Hampson has won worldwide recognition for his thoughtfully researched and creatively constructed programs that explore the rich repertoire of song in a wide range of idiomatic styles, languages and periods. He is one of the most important interpreters of German romantic song, especially the works of Schumann, Mahler and Wolf, and with his ongoing “Song of America” project he is the "ambassador" of American song. Through the Hampsong Foundation, founded in 2003, he employs the art of song to promote intercultural dialogue and understanding.
Much of Hampson’s 2009/10 season is devoted to the "Song of America" project, which this year commemorates the 250th anniversary of what is recognized as the first song written by an American (“My Days Have Been So Wondrous Free”, composed in 1759 by Francis Hopkinson, a signer of the Declaration of Independence). Collaborating with the Library of Congress, Hampson is performing recitals and presenting master classes, educational activities, exhibitions and broadcasts across the country and through a new interactive online resource, www.songofamerica.net. As part of the project, he has just released a new album, Wondrous Free – Song of America II, on his own label Thomas Hampson Media.
This season Hampson becomes the New York Philharmonic’s first Artist in Residence. As well as performing three programs with the orchestra, and going on tour in Europe under the Philharmonic’s new music director, Alan Gilbert, Hampson will give a recital in Alice Tully Hall, master classes at the Juilliard school, and three lectures entitled “Listening to Thought” in the orchestra’s “Insight” series.
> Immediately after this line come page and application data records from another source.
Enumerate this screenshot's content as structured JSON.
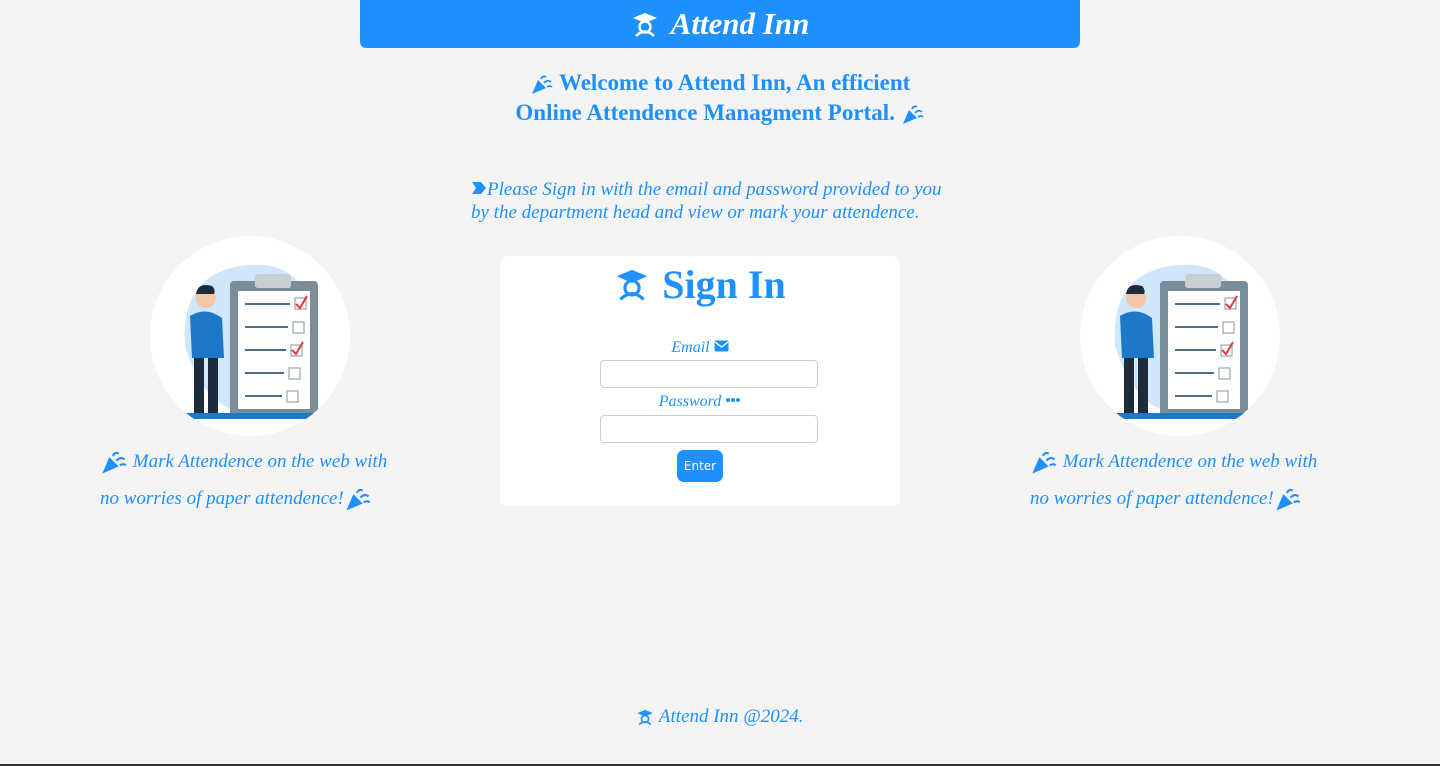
{
  "header": {
    "brand": "Attend Inn",
    "icon": "graduate-icon"
  },
  "welcome": {
    "line1": "Welcome to Attend Inn, An efficient",
    "line2": "Online Attendence Managment Portal.",
    "icon": "party-popper-icon"
  },
  "instruction": {
    "line1": "Please Sign in with the email and password provided to you",
    "line2": "by the department head and view or mark your attendence.",
    "icon": "chevron-tag-icon"
  },
  "side_left": {
    "line1": "Mark Attendence on the web with",
    "line2": "no worries of paper attendence!"
  },
  "side_right": {
    "line1": "Mark Attendence on the web with",
    "line2": "no worries of paper attendence!"
  },
  "signin": {
    "title": "Sign In",
    "email_label": "Email",
    "email_value": "",
    "password_label": "Password",
    "password_value": "",
    "enter_label": "Enter"
  },
  "footer": {
    "text": "Attend Inn @2024."
  },
  "colors": {
    "accent": "#1e90ff",
    "background": "#f4f4f4",
    "card": "#ffffff"
  }
}
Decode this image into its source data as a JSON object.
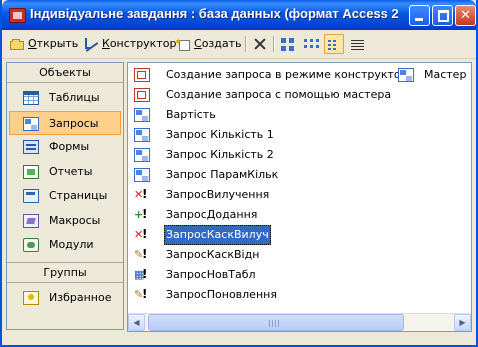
{
  "window": {
    "title": "Індивідуальне завдання : база данных (формат Access 2..."
  },
  "toolbar": {
    "open_label": "Открыть",
    "open_underline": "О",
    "constructor_label": "Конструктор",
    "constructor_underline": "К",
    "create_label": "Создать",
    "create_underline": "С",
    "delete_icon": "delete-icon",
    "view_mode_selected": "list"
  },
  "sidebar": {
    "objects_header": "Объекты",
    "items": [
      {
        "label": "Таблицы",
        "icon": "table-icon"
      },
      {
        "label": "Запросы",
        "icon": "query-icon",
        "selected": true
      },
      {
        "label": "Формы",
        "icon": "form-icon"
      },
      {
        "label": "Отчеты",
        "icon": "report-icon"
      },
      {
        "label": "Страницы",
        "icon": "page-icon"
      },
      {
        "label": "Макросы",
        "icon": "macro-icon"
      },
      {
        "label": "Модули",
        "icon": "module-icon"
      }
    ],
    "groups_header": "Группы",
    "group_items": [
      {
        "label": "Избранное",
        "icon": "favorites-icon"
      }
    ]
  },
  "list": {
    "items": [
      {
        "label": "Создание запроса в режиме конструктора",
        "icon": "design-shortcut-icon"
      },
      {
        "label": "Создание запроса с помощью мастера",
        "icon": "wizard-shortcut-icon"
      },
      {
        "label": "Вартість",
        "icon": "select-query-icon"
      },
      {
        "label": "Запрос Кількість 1",
        "icon": "select-query-icon"
      },
      {
        "label": "Запрос Кількість 2",
        "icon": "select-query-icon"
      },
      {
        "label": "Запрос ПарамКільк",
        "icon": "select-query-icon"
      },
      {
        "label": "ЗапросВилучення",
        "icon": "delete-query-icon"
      },
      {
        "label": "ЗапросДодання",
        "icon": "append-query-icon"
      },
      {
        "label": "ЗапросКаскВилуч",
        "icon": "delete-query-icon",
        "selected": true
      },
      {
        "label": "ЗапросКаскВідн",
        "icon": "update-query-icon"
      },
      {
        "label": "ЗапросНовТабл",
        "icon": "make-table-query-icon"
      },
      {
        "label": "ЗапросПоновлення",
        "icon": "update-query-icon"
      }
    ],
    "second_column_item": {
      "label": "Мастер К",
      "icon": "select-query-icon"
    }
  }
}
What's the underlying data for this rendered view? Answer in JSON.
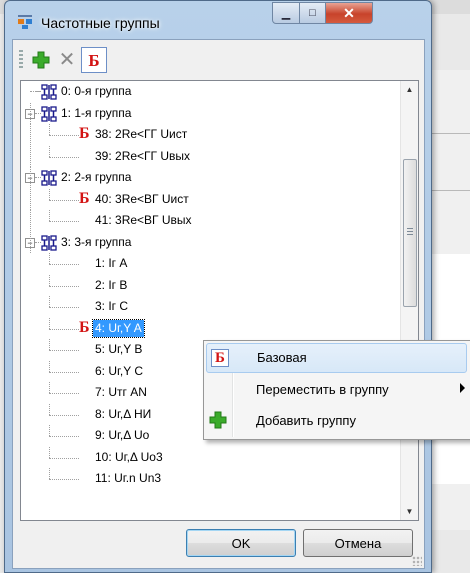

Other 2009/10 engagements include performances of Mendelssohn’s Elijah under Kurt Masur in Leipzig; Verdi’s Ernani and Tchaikovsky’s Eugene Onegin with the Zurich Opera; La traviata at the Metropolitan Opera; solo recitals throughout the United States and in many European capitals; and appearances at the galas of the Vienna State Opera and the new Winspear Opera House in Dallas.
Last season’s highlights included Hampson's anticipated role debut as Scarpia in Tosca at the Zurich Opera, and his notable portrayals of Athanaël in Thaïs at the Metropolitan Opera and Germont in La traviata at the Royal Opera House – the latter two opposite Renée Fleming. He also took part in the gala opening nights of both the Metropolitan Opera, broadcast live in HD worldwide, and Carnegie Hall, broadcast nationally on PBS.
Raised in Spokane, Washington, Hampson has received many honors and awards for his probing artistry and cultural leadership. His discography of more than 150 albums includes winners of a Grammy Award, two Edison Prizes and the Grand Prix du Disque. Hampson holds honorary doctorates from Manhattan School of Music, Whitworth College, WA, and the San Francisco Conservatory, and he is an honorary member of London’s Royal Academy of Music. He carries the titles of Kammersänger of the Vienna State Opera and the Chevalier de l’Ordre des Arts et des Lettres by the Republic of France. He was awarded the Austrian Medal of Honor in Arts and Sciences in 2004, and in 2005 he received the Edison Life Achievement Award. In 2008 he was named Special Advisor to the Study and Performance of Music in America by Dr. James H. Billington, Librarian of Congress. Hampson received the 2009 Distinguished Artistic Leadership Award from the Atlantic Council in Washington DC.
For more information please visit www.thomashampson.com.